In its current state Unrailed offers quite the challenge, and just coordinating the team alone can prove quite the handful if you ask us... In addition to several different biomes (which only differ visually so far), the world is populated by peculiar inhabitants and strange challenges. This may mean a herd of cows blocking the tracks, or a bouncing lava ball lighting up our locomotive. Some creatures even make us drop the items we're currently carrying, or invert the controls for a short period of time.

Since Indoor Astronaut hasn't had oodles of time to balance things, Unrailed is a very short-lived experience right now. The speed of the train depends on the number of players and checkpoints are only available in certain game modes. Similar to Overcooked, the big problem here lies within the precision of your inputs. In stressful situations, we're supposed to pick up and place objects precisely where they are needed, doing so while also checking on how the others are getting on at the same time. Until a player masters the admittedly simple game mechanics, they are the one most likely to hold the other players back...

This summer Unrailed will choo-choo its way into Early Access on Steam and the developer will explore new possibilities from there. Console ports, especially for the Nintendo Switch, are still on the table, but this young team wants to bring the PC version to completion first.
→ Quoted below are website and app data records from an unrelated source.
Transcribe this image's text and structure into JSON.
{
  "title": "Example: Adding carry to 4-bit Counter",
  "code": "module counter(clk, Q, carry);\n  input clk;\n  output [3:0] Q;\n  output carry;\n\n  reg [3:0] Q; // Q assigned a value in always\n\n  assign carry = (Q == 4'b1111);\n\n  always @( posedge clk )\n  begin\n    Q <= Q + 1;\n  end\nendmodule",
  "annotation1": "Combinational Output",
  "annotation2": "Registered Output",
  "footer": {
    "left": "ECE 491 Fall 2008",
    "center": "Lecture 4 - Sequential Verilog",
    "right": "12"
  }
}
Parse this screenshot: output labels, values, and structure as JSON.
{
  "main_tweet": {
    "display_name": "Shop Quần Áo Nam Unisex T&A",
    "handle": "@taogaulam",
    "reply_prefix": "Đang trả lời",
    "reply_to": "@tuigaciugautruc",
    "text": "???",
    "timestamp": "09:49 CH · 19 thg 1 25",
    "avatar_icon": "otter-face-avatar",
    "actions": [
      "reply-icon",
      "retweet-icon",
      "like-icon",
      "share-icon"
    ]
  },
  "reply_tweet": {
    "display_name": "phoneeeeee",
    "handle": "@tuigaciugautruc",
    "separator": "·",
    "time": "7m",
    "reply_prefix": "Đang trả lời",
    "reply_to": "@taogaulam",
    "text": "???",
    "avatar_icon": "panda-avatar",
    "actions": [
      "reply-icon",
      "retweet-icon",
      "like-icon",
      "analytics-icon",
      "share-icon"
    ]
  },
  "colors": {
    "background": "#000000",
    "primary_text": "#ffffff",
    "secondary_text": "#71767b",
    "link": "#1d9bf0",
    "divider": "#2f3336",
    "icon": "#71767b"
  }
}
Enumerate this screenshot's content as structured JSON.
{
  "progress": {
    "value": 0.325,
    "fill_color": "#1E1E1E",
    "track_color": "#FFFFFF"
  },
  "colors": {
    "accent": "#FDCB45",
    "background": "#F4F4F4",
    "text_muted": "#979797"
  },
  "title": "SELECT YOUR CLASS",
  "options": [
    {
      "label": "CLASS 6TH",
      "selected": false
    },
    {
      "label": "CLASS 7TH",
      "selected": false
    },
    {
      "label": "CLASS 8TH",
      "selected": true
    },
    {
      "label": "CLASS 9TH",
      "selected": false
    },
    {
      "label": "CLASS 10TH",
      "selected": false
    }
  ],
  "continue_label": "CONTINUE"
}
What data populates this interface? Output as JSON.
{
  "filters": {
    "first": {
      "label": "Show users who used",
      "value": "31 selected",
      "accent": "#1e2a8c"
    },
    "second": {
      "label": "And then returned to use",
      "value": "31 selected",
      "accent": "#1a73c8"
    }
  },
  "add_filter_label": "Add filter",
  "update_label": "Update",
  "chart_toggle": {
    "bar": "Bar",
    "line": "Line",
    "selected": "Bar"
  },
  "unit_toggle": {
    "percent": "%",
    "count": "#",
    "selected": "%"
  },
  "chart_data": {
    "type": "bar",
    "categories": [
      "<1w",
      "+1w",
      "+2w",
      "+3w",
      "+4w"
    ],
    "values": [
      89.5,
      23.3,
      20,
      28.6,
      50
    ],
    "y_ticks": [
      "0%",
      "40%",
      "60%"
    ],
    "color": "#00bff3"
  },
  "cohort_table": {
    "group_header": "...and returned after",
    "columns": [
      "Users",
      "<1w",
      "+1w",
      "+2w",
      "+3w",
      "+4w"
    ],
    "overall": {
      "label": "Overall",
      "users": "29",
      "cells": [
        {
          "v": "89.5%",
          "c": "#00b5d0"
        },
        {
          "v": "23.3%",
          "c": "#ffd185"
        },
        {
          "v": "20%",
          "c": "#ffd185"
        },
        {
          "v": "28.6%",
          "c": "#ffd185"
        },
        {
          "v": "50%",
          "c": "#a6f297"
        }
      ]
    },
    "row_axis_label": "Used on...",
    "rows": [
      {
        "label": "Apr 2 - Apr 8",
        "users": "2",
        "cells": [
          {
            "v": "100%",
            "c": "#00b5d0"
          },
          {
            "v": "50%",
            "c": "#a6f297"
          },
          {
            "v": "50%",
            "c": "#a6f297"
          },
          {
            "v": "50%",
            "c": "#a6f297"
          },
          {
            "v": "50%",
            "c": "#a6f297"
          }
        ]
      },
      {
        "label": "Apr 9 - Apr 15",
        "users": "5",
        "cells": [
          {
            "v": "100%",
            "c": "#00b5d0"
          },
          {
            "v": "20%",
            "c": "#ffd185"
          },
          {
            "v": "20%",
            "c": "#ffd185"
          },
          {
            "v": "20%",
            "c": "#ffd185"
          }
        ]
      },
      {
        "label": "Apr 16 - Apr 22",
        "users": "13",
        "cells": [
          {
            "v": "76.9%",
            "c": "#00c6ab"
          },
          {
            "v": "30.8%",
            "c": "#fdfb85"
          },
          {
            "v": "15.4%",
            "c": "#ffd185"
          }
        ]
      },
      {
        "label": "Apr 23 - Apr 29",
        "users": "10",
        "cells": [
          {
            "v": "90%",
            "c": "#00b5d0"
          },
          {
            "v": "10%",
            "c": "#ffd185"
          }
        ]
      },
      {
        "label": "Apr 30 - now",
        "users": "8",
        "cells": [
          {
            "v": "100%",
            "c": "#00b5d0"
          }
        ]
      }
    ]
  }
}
Either way, we're curious to see more since it shares the same basic ingredients as the delicious Overcooked, a caper that led to quite the craving for co-op.

For more about the games we saw during Daedalic Days, head this way.